Brian Muir sat alongside Prowse. Muir was responsible for designing the look of Vader, among other characters. Most recently, he has worked on the eagerly anticpated film, The Force Awakens. Frustratingly, he remained tight lipped on any details – but you can’t blame a guy for trying. Muir remembers the pressure being on when the first film was being made.
“I was the only one. I worked for 76 days with no day off. It took a month to create Vader’s mask. When they resculpted him for Revenge of the Sith, it took six people two months to do that.”

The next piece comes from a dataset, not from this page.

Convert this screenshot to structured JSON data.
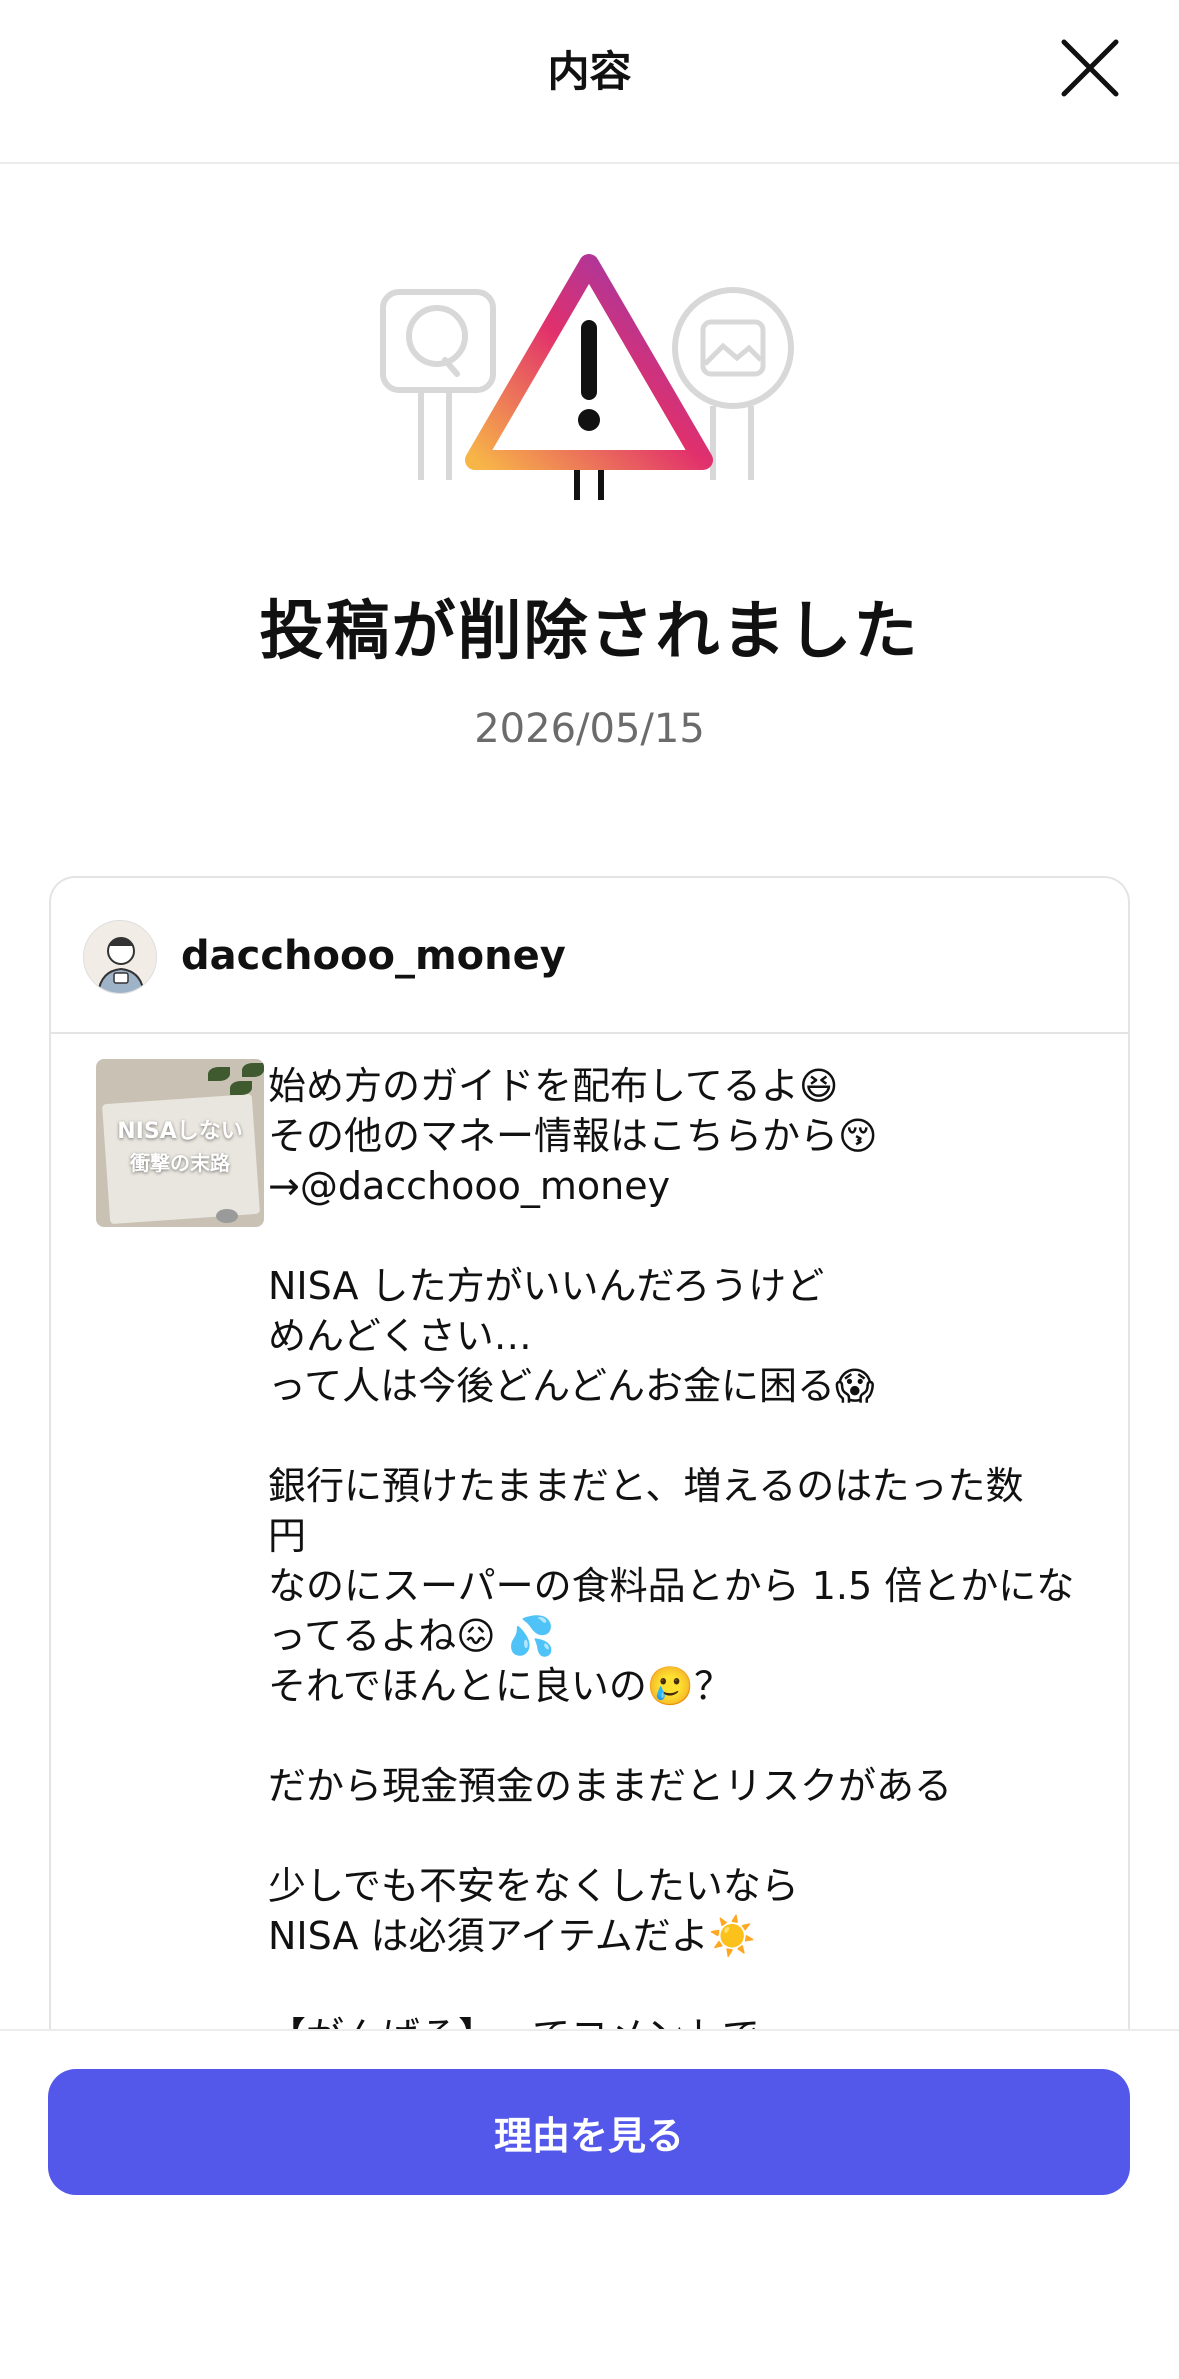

To the other side of Prowse sat Garrick Hagon who played Biggs Darklighter in Star Wars. In the film, he met a grizzly end smashing into the Death Star after Vader shot him down. He reassured me that he held no grudge. “Working with Mark (Hamill] was fun and exciting, he was young and optimistic, a real leader of the company. Meeting Alec Guinness again was a thrill, I worked with him as a child.”
Ted Western was a props man on the film and can be seen in the famous Cantina scene. He has his own thoughts about Star Wars. “I remember listening to them [pointing to a picture of Guinness and Chewbacca] moaning about having to get up in the morning.”
For the inner child, getting to meet Anthony Forrest, the stormtrooper who uttered the infamous phrase “these aren’t the droids you’re looking for” was magical. This saying adorns t-shirts and posters all over the world. I wondered how many times it’s been shouted out to him. He rolls his eyes and laughs: “About a million times. Lawyers have used it in courts and even the Press Secretary in the White House. Imagine that.”
And then I met Peter Roy. A charming man, he began in Star Wars as a rebel engineer and ended up on Return of the Jedi as a major: a definite promotion. “It was just a job, we never realised that 40 years later children who hadn’t even been born then would want our photo. We were just one big family working together.”
That’s the beauty of Star Wars. It is unashamedly corny but we love it nonetheless. As I walked through to the marketplace, an area holding just a fraction of the masses of merchandise devoted to all things Jedi, I could see men of my age reduced to children haggling over the Millennium Falcon, AT-AT and the Ewok Village.
Manchester had done itself proud. I’ll never forget seeing Princess Leia and Han Solo digging into an Almost Famous hot dog in Trafford Park.
Advertising and Sponsorship Opportunities
For advertising and sponsorship opportunities contact Northern Soul’s Founder and Editor Helen Hugent at email@example.com.
Sign up for Northern Soul newsletter
The Northern Soul Poll
Recent Tweets for @Northern_Soul_
Proper happy with the latest edition to the walls of Northern Soul Towers. pic.twitter.com/GmKjdRb8Dd
Right Good Mid-Week Read: Notes from an Exhibition by Patrick Gale pic.twitter.com/WiCGjdomf8
“Where language is beyond some individuals, music becomes that language.” Helena Bull, Project Manager at Manchester Camerata's Community Team, writes about its dementia programme. northernsoul.me.uk/where-lang… @MancCamerata @TheMonasteryMcr #DementiaActionWeek @alzheimerssoc pic.twitter.com/rI5TQdE8jd
"Is there still enough fuel in the tank?" Theatre Review – Alan Partridge: Stratagem, Liverpool M&S Bank Arena northernsoul.me.uk/theatre-re… ⭐️⭐️⭐️⭐️ @MrGeetsRomo #AlanPartridge pic.twitter.com/pTeJVNghXC